Are there resources or equipment that you need to access in order for you to successfully engage in your research?
Portfolios should show the following:
- Evidence of an independently produced, sustained body of work
- A coherent set of ideas, subjects or concerns that are relevant to Masters level
- Critical reflection
- A sense of direction for future work and study
- An interest in fine art and other visual art forms
At interview and portfolio review
We look for:
- Commitment and motivation for studying the subject at Masters level
- Work that shows potential for further development
- Demonstrate a holistic understanding of research
- Ability to identify or speculate on the direction and development of practice and research
- An awareness of contexts and frameworks for contemporary practice
- Able to communicate clearly in order to present and discuss work and ideas with others
- Able to demonstrate written skills
Successful applicants will be invited to attend an interview and should bring their portfolio.
Applicants may be offered a place on an alternative MA or Graduate Diploma course within Camberwell, Chelsea or Wimbledon. This decision will be based on our assessment of an applicants' creative potential and interests.
Fees and funding
Home / EU fee
£8,500 (Full time - 2017/2018 fees).
£4,250 per year (Part time - 2017/18 fees.
£17,920 (Full time - 2017/2018 fees.
Scholarships and awards
There are a number of scholarships and awards available to students on this course. Use our search tool to find out more information.
Careers and alumni
Graduates will have a range of options following the MA. Building on the networks they formed on the course some continue with a fine art drawing based practice developing and exhibiting their work in the United Kingdom and internationally. Others work in the arts industry curating and organising exhibitions
Some return to their original disciplines, but with a deeper understanding of drawing as a creative, generative and transformative language.
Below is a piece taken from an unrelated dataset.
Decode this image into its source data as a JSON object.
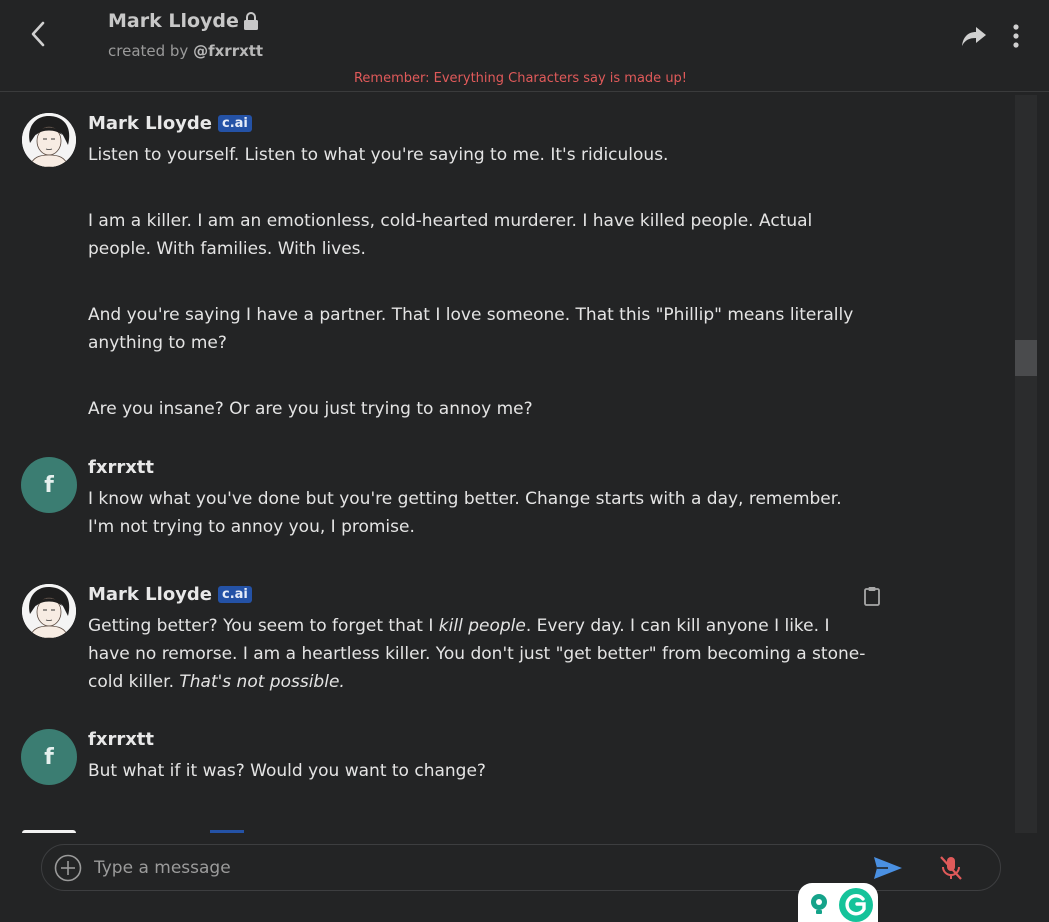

Due to the cross-disciplinary character of the course students go on to diverse activities. We have had a scientist set up a collaboration with the NHS that uses drawings to deliver complex information about diabetes. Another is working in the computer games industry. Others have gone onto become designers, illustrators, art therapists and teachers.
Some graduates also choose to make the transition to further study, research degrees and PHD level.